Task requirements: Scan the listing below for "details", then report every line that has it.

Data shown:
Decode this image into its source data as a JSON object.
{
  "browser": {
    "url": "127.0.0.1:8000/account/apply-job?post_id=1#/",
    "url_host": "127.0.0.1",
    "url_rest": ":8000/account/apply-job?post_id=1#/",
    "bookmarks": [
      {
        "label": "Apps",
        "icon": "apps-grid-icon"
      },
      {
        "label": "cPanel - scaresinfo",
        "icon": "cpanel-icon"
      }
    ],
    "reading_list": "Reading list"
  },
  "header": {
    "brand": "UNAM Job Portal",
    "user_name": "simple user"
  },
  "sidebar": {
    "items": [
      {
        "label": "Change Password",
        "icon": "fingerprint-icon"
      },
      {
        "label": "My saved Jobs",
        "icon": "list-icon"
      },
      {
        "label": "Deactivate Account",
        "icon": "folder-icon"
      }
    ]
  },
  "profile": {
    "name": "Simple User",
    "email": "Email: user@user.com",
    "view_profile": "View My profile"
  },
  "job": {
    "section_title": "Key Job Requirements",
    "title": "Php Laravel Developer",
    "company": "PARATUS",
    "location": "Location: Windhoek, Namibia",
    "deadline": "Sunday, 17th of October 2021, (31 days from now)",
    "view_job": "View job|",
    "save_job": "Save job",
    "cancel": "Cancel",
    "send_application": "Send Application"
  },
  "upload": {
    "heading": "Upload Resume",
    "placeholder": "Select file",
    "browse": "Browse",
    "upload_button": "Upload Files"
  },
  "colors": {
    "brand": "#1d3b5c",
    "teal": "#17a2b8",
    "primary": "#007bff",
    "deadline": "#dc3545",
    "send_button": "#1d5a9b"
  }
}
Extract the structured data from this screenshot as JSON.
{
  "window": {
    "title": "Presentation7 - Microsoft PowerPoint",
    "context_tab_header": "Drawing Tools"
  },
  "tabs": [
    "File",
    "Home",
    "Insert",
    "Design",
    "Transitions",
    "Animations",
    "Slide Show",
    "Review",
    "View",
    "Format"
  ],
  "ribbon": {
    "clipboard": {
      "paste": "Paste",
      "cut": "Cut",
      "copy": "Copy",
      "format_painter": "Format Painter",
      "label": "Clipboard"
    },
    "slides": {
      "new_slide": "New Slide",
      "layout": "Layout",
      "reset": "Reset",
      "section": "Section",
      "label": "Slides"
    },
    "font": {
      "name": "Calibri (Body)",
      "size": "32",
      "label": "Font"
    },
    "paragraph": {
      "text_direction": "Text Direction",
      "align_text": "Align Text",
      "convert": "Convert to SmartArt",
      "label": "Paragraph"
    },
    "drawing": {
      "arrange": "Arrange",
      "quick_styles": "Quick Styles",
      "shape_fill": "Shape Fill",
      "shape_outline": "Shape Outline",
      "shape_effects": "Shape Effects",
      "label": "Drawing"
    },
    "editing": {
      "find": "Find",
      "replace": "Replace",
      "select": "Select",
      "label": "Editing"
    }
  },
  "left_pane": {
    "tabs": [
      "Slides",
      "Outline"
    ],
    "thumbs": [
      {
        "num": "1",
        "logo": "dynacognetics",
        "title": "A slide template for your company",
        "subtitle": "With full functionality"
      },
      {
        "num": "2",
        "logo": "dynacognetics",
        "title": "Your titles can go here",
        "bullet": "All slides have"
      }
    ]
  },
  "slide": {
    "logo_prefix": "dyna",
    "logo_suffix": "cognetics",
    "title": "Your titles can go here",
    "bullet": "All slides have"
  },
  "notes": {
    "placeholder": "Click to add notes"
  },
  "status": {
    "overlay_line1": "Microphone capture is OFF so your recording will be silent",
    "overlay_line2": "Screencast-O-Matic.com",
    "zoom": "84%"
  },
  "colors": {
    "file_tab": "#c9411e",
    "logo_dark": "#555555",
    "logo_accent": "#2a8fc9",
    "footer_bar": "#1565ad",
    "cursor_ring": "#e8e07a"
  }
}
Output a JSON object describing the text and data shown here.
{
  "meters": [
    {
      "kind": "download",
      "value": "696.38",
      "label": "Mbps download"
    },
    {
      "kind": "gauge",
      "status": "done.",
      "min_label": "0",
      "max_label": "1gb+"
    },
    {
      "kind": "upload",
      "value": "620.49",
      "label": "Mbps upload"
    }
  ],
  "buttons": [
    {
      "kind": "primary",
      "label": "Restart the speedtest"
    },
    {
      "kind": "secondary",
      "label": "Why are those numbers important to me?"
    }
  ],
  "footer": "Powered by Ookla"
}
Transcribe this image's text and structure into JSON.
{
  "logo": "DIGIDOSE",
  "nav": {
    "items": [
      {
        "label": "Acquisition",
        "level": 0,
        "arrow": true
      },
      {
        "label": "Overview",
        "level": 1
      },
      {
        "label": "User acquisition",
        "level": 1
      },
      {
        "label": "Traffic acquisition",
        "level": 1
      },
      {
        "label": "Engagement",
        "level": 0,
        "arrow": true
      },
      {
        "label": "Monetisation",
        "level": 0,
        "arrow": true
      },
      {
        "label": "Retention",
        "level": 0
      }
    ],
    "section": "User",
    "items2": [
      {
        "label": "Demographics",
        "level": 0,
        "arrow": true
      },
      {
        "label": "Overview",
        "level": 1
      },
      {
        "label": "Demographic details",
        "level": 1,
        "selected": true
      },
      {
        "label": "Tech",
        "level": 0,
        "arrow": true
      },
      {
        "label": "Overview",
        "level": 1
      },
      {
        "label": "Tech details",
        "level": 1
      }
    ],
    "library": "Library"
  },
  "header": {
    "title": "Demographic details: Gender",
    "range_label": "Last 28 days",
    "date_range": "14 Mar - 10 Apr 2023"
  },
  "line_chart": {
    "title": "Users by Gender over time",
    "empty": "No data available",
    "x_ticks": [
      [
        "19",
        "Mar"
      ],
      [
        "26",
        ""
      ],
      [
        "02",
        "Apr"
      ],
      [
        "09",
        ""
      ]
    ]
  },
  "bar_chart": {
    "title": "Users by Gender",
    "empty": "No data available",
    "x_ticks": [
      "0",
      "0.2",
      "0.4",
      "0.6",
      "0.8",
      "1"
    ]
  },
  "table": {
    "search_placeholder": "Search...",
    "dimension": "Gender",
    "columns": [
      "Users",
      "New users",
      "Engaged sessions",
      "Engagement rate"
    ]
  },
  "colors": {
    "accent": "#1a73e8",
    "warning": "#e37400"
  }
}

Response below:
        "label": "Demographic details",
        "label": "Tech details",
    "title": "Demographic details: Gender",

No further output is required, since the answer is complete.